Nothing but the pictures is dropped; write out all the remaining data below exactly.

*****

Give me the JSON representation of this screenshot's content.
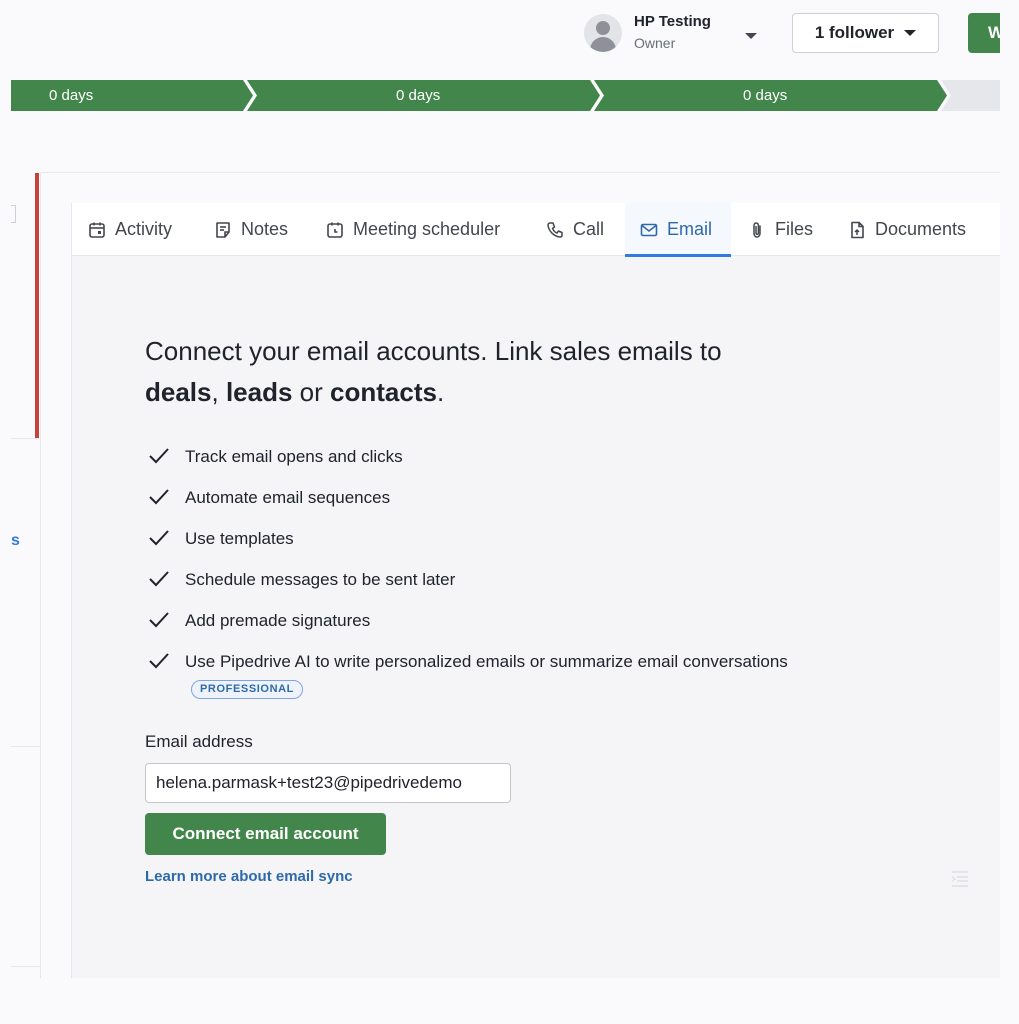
{
  "header": {
    "owner_name": "HP Testing",
    "owner_role": "Owner",
    "follower_label": "1 follower",
    "won_label": "W"
  },
  "stages": [
    {
      "label": "0 days",
      "state": "complete"
    },
    {
      "label": "0 days",
      "state": "complete"
    },
    {
      "label": "0 days",
      "state": "complete"
    },
    {
      "label": "",
      "state": "upcoming"
    }
  ],
  "left_panel": {
    "partial_text": "s"
  },
  "tabs": [
    {
      "label": "Activity",
      "icon": "calendar-icon"
    },
    {
      "label": "Notes",
      "icon": "note-icon"
    },
    {
      "label": "Meeting scheduler",
      "icon": "calendar-clock-icon"
    },
    {
      "label": "Call",
      "icon": "phone-icon"
    },
    {
      "label": "Email",
      "icon": "envelope-icon",
      "active": true
    },
    {
      "label": "Files",
      "icon": "paperclip-icon"
    },
    {
      "label": "Documents",
      "icon": "document-icon"
    }
  ],
  "email_panel": {
    "headline_start": "Connect your email accounts. Link sales emails to",
    "headline_deals": "deals",
    "headline_sep1": ", ",
    "headline_leads": "leads",
    "headline_or": " or ",
    "headline_contacts": "contacts",
    "headline_end": ".",
    "features": [
      "Track email opens and clicks",
      "Automate email sequences",
      "Use templates",
      "Schedule messages to be sent later",
      "Add premade signatures",
      "Use Pipedrive AI to write personalized emails or summarize email conversations"
    ],
    "feature_badge": "PROFESSIONAL",
    "email_label": "Email address",
    "email_value": "helena.parmask+test23@pipedrivedemo",
    "connect_button": "Connect email account",
    "learn_more": "Learn more about email sync"
  },
  "colors": {
    "accent_green": "#43864b",
    "link_blue": "#2e6aa9",
    "deal_red": "#c4443c"
  }
}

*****

Completed task:
Give me the JSON representation of this screenshot's content.
{
  "header": {
    "owner_name": "HP Testing",
    "owner_role": "Owner",
    "follower_label": "1 follower",
    "won_label": "W"
  },
  "stages": [
    {
      "label": "0 days",
      "state": "complete"
    },
    {
      "label": "0 days",
      "state": "complete"
    },
    {
      "label": "0 days",
      "state": "complete"
    },
    {
      "label": "",
      "state": "upcoming"
    }
  ],
  "left_panel": {
    "partial_text": "s"
  },
  "tabs": [
    {
      "label": "Activity",
      "icon": "calendar-icon"
    },
    {
      "label": "Notes",
      "icon": "note-icon"
    },
    {
      "label": "Meeting scheduler",
      "icon": "calendar-clock-icon"
    },
    {
      "label": "Call",
      "icon": "phone-icon"
    },
    {
      "label": "Email",
      "icon": "envelope-icon",
      "active": true
    },
    {
      "label": "Files",
      "icon": "paperclip-icon"
    },
    {
      "label": "Documents",
      "icon": "document-icon"
    }
  ],
  "email_panel": {
    "headline_start": "Connect your email accounts. Link sales emails to",
    "headline_deals": "deals",
    "headline_sep1": ", ",
    "headline_leads": "leads",
    "headline_or": " or ",
    "headline_contacts": "contacts",
    "headline_end": ".",
    "features": [
      "Track email opens and clicks",
      "Automate email sequences",
      "Use templates",
      "Schedule messages to be sent later",
      "Add premade signatures",
      "Use Pipedrive AI to write personalized emails or summarize email conversations"
    ],
    "feature_badge": "PROFESSIONAL",
    "email_label": "Email address",
    "email_value": "helena.parmask+test23@pipedrivedemo",
    "connect_button": "Connect email account",
    "learn_more": "Learn more about email sync"
  },
  "colors": {
    "accent_green": "#43864b",
    "link_blue": "#2e6aa9",
    "deal_red": "#c4443c"
  }
}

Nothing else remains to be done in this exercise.